STORED DATA:
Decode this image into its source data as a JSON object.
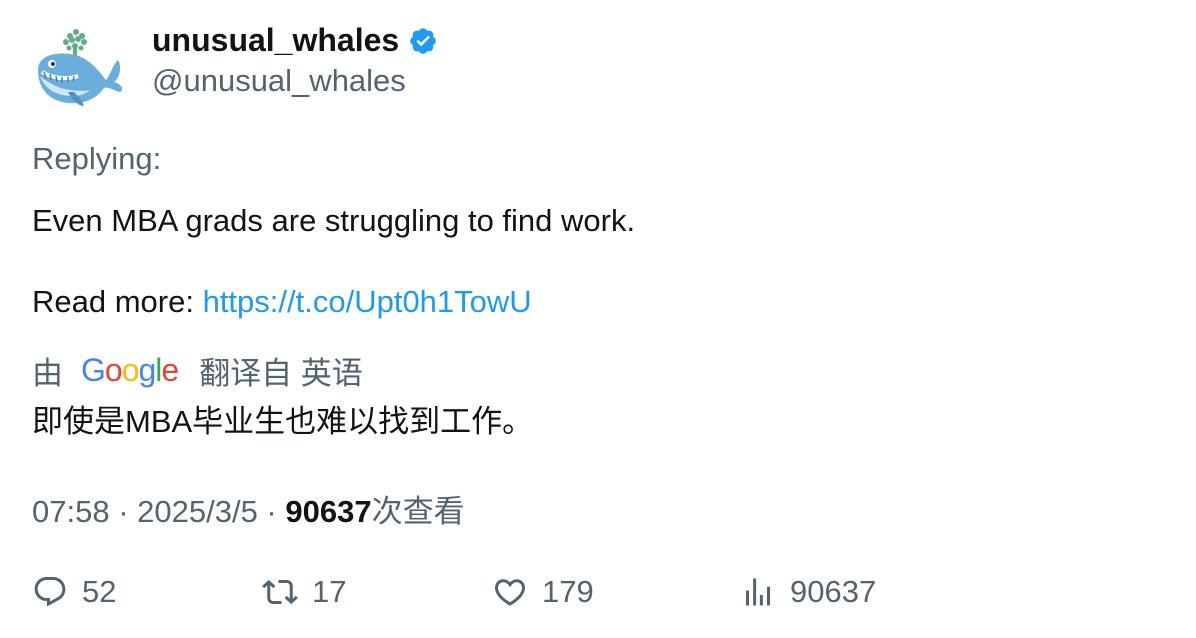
{
  "author": {
    "display_name": "unusual_whales",
    "handle": "@unusual_whales",
    "avatar_icon": "whale-avatar-icon",
    "verified_icon": "verified-badge-icon",
    "verified_color": "#1d9bf0"
  },
  "tweet": {
    "replying_label": "Replying:",
    "text_line1": "Even MBA grads are struggling to find work.",
    "read_more_label": "Read more: ",
    "link_text": "https://t.co/Upt0h1TowU"
  },
  "translation": {
    "prefix": "由",
    "google_letters": [
      "G",
      "o",
      "o",
      "g",
      "l",
      "e"
    ],
    "google_colors": [
      "#4285F4",
      "#EA4335",
      "#FBBC05",
      "#4285F4",
      "#34A853",
      "#EA4335"
    ],
    "suffix": "翻译自 英语",
    "translated_text": "即使是MBA毕业生也难以找到工作。"
  },
  "meta": {
    "time": "07:58",
    "separator": " · ",
    "date": "2025/3/5",
    "views_count": "90637",
    "views_label": "次查看"
  },
  "actions": {
    "replies": "52",
    "retweets": "17",
    "likes": "179",
    "views": "90637"
  },
  "colors": {
    "text_primary": "#0f1419",
    "text_secondary": "#536471",
    "link": "#1d9bf0"
  }
}
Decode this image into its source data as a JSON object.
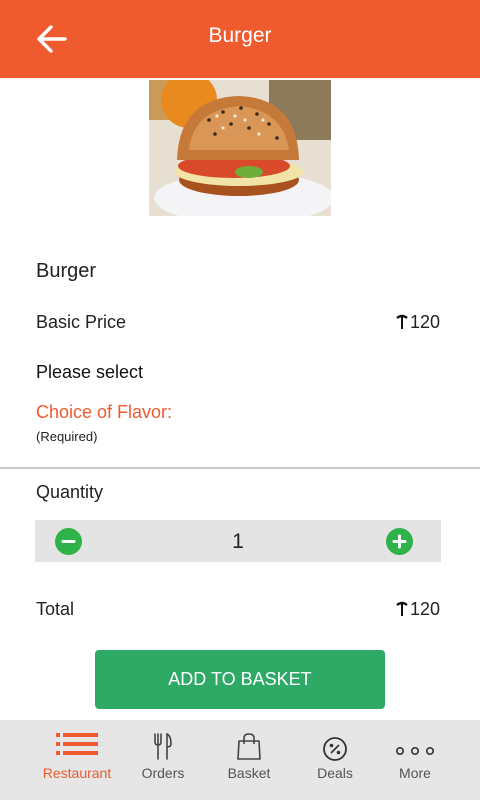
{
  "header": {
    "title": "Burger",
    "back_icon": "arrow-left-icon"
  },
  "item": {
    "name": "Burger",
    "price_label": "Basic Price",
    "price_value": "120",
    "currency_icon": "taka-icon"
  },
  "options": {
    "prompt": "Please select",
    "flavor_label": "Choice of Flavor:",
    "required_note": "(Required)"
  },
  "quantity": {
    "label": "Quantity",
    "value": "1",
    "decrement_icon": "minus-circle-icon",
    "increment_icon": "plus-circle-icon"
  },
  "total": {
    "label": "Total",
    "value": "120"
  },
  "actions": {
    "add_to_basket": "ADD TO BASKET"
  },
  "tabs": [
    {
      "label": "Restaurant",
      "icon": "list-icon",
      "active": true
    },
    {
      "label": "Orders",
      "icon": "fork-knife-icon",
      "active": false
    },
    {
      "label": "Basket",
      "icon": "shopping-bag-icon",
      "active": false
    },
    {
      "label": "Deals",
      "icon": "percent-icon",
      "active": false
    },
    {
      "label": "More",
      "icon": "more-dots-icon",
      "active": false
    }
  ],
  "colors": {
    "brand": "#ef5a2f",
    "accent_green": "#2eaa66",
    "qty_green": "#2fb24a"
  }
}
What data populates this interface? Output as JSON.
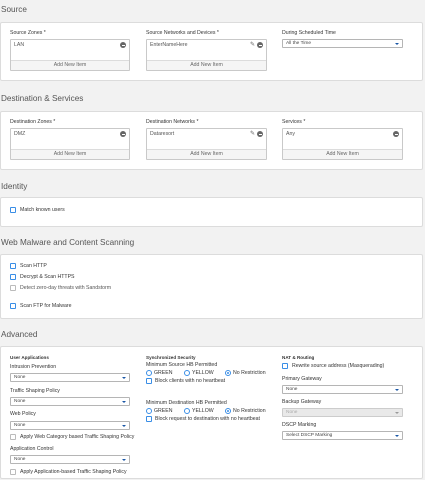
{
  "source": {
    "title": "Source",
    "zones_label": "Source Zones *",
    "zones_item": "LAN",
    "networks_label": "Source Networks and Devices *",
    "networks_item": "EnterNameHere",
    "schedule_label": "During Scheduled Time",
    "schedule_value": "All the Time",
    "add_label": "Add New Item"
  },
  "destination": {
    "title": "Destination & Services",
    "zones_label": "Destination Zones *",
    "zones_item": "DMZ",
    "networks_label": "Destination Networks *",
    "networks_item": "Dataresort",
    "services_label": "Services *",
    "services_item": "Any",
    "add_label": "Add New Item"
  },
  "identity": {
    "title": "Identity",
    "match_known_users": "Match known users"
  },
  "malware": {
    "title": "Web Malware and Content Scanning",
    "scan_http": "Scan HTTP",
    "decrypt_https": "Decrypt & Scan HTTPS",
    "zero_day": "Detect zero-day threats with Sandstorm",
    "scan_ftp": "Scan FTP for Malware"
  },
  "advanced": {
    "title": "Advanced",
    "user_apps": {
      "heading": "User Applications",
      "intrusion_label": "Intrusion Prevention",
      "intrusion_value": "None",
      "shaping_label": "Traffic Shaping Policy",
      "shaping_value": "None",
      "web_policy_label": "Web Policy",
      "web_policy_value": "None",
      "apply_web_category": "Apply Web Category based Traffic Shaping Policy",
      "app_control_label": "Application Control",
      "app_control_value": "None",
      "apply_app_based": "Apply Application-based Traffic Shaping Policy"
    },
    "sync_security": {
      "heading": "Synchronized Security",
      "min_source_label": "Minimum Source HB Permitted",
      "min_dest_label": "Minimum Destination HB Permitted",
      "green": "GREEN",
      "yellow": "YELLOW",
      "no_restriction": "No Restriction",
      "block_clients": "Block clients with no heartbeat",
      "block_request": "Block request to destination with no heartbeat"
    },
    "nat": {
      "heading": "NAT & Routing",
      "rewrite": "Rewrite source address (Masquerading)",
      "primary_label": "Primary Gateway",
      "primary_value": "None",
      "backup_label": "Backup Gateway",
      "backup_value": "None",
      "dscp_label": "DSCP Marking",
      "dscp_value": "Select DSCP Marking"
    }
  }
}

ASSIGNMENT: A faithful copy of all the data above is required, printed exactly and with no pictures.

THE COMPLETED TASK:
Decode this image into its source data as a JSON object.
{
  "author": {
    "display_name": "unusual_whales",
    "handle": "@unusual_whales",
    "avatar_icon": "whale-avatar-icon",
    "verified_icon": "verified-badge-icon",
    "verified_color": "#1d9bf0"
  },
  "tweet": {
    "replying_label": "Replying:",
    "text_line1": "Even MBA grads are struggling to find work.",
    "read_more_label": "Read more: ",
    "link_text": "https://t.co/Upt0h1TowU"
  },
  "translation": {
    "prefix": "由",
    "google_letters": [
      "G",
      "o",
      "o",
      "g",
      "l",
      "e"
    ],
    "google_colors": [
      "#4285F4",
      "#EA4335",
      "#FBBC05",
      "#4285F4",
      "#34A853",
      "#EA4335"
    ],
    "suffix": "翻译自 英语",
    "translated_text": "即使是MBA毕业生也难以找到工作。"
  },
  "meta": {
    "time": "07:58",
    "separator": " · ",
    "date": "2025/3/5",
    "views_count": "90637",
    "views_label": "次查看"
  },
  "actions": {
    "replies": "52",
    "retweets": "17",
    "likes": "179",
    "views": "90637"
  },
  "colors": {
    "text_primary": "#0f1419",
    "text_secondary": "#536471",
    "link": "#1d9bf0"
  }
}
Decode this image into its source data as a JSON object.
{
  "header": {
    "title": "Burger",
    "back_icon": "arrow-left-icon"
  },
  "item": {
    "name": "Burger",
    "price_label": "Basic Price",
    "price_value": "120",
    "currency_icon": "taka-icon"
  },
  "options": {
    "prompt": "Please select",
    "flavor_label": "Choice of Flavor:",
    "required_note": "(Required)"
  },
  "quantity": {
    "label": "Quantity",
    "value": "1",
    "decrement_icon": "minus-circle-icon",
    "increment_icon": "plus-circle-icon"
  },
  "total": {
    "label": "Total",
    "value": "120"
  },
  "actions": {
    "add_to_basket": "ADD TO BASKET"
  },
  "tabs": [
    {
      "label": "Restaurant",
      "icon": "list-icon",
      "active": true
    },
    {
      "label": "Orders",
      "icon": "fork-knife-icon",
      "active": false
    },
    {
      "label": "Basket",
      "icon": "shopping-bag-icon",
      "active": false
    },
    {
      "label": "Deals",
      "icon": "percent-icon",
      "active": false
    },
    {
      "label": "More",
      "icon": "more-dots-icon",
      "active": false
    }
  ],
  "colors": {
    "brand": "#ef5a2f",
    "accent_green": "#2eaa66",
    "qty_green": "#2fb24a"
  }
}
What data populates this interface? Output as JSON.
{
  "source": {
    "title": "Source",
    "zones_label": "Source Zones *",
    "zones_item": "LAN",
    "networks_label": "Source Networks and Devices *",
    "networks_item": "EnterNameHere",
    "schedule_label": "During Scheduled Time",
    "schedule_value": "All the Time",
    "add_label": "Add New Item"
  },
  "destination": {
    "title": "Destination & Services",
    "zones_label": "Destination Zones *",
    "zones_item": "DMZ",
    "networks_label": "Destination Networks *",
    "networks_item": "Dataresort",
    "services_label": "Services *",
    "services_item": "Any",
    "add_label": "Add New Item"
  },
  "identity": {
    "title": "Identity",
    "match_known_users": "Match known users"
  },
  "malware": {
    "title": "Web Malware and Content Scanning",
    "scan_http": "Scan HTTP",
    "decrypt_https": "Decrypt & Scan HTTPS",
    "zero_day": "Detect zero-day threats with Sandstorm",
    "scan_ftp": "Scan FTP for Malware"
  },
  "advanced": {
    "title": "Advanced",
    "user_apps": {
      "heading": "User Applications",
      "intrusion_label": "Intrusion Prevention",
      "intrusion_value": "None",
      "shaping_label": "Traffic Shaping Policy",
      "shaping_value": "None",
      "web_policy_label": "Web Policy",
      "web_policy_value": "None",
      "apply_web_category": "Apply Web Category based Traffic Shaping Policy",
      "app_control_label": "Application Control",
      "app_control_value": "None",
      "apply_app_based": "Apply Application-based Traffic Shaping Policy"
    },
    "sync_security": {
      "heading": "Synchronized Security",
      "min_source_label": "Minimum Source HB Permitted",
      "min_dest_label": "Minimum Destination HB Permitted",
      "green": "GREEN",
      "yellow": "YELLOW",
      "no_restriction": "No Restriction",
      "block_clients": "Block clients with no heartbeat",
      "block_request": "Block request to destination with no heartbeat"
    },
    "nat": {
      "heading": "NAT & Routing",
      "rewrite": "Rewrite source address (Masquerading)",
      "primary_label": "Primary Gateway",
      "primary_value": "None",
      "backup_label": "Backup Gateway",
      "backup_value": "None",
      "dscp_label": "DSCP Marking",
      "dscp_value": "Select DSCP Marking"
    }
  }
}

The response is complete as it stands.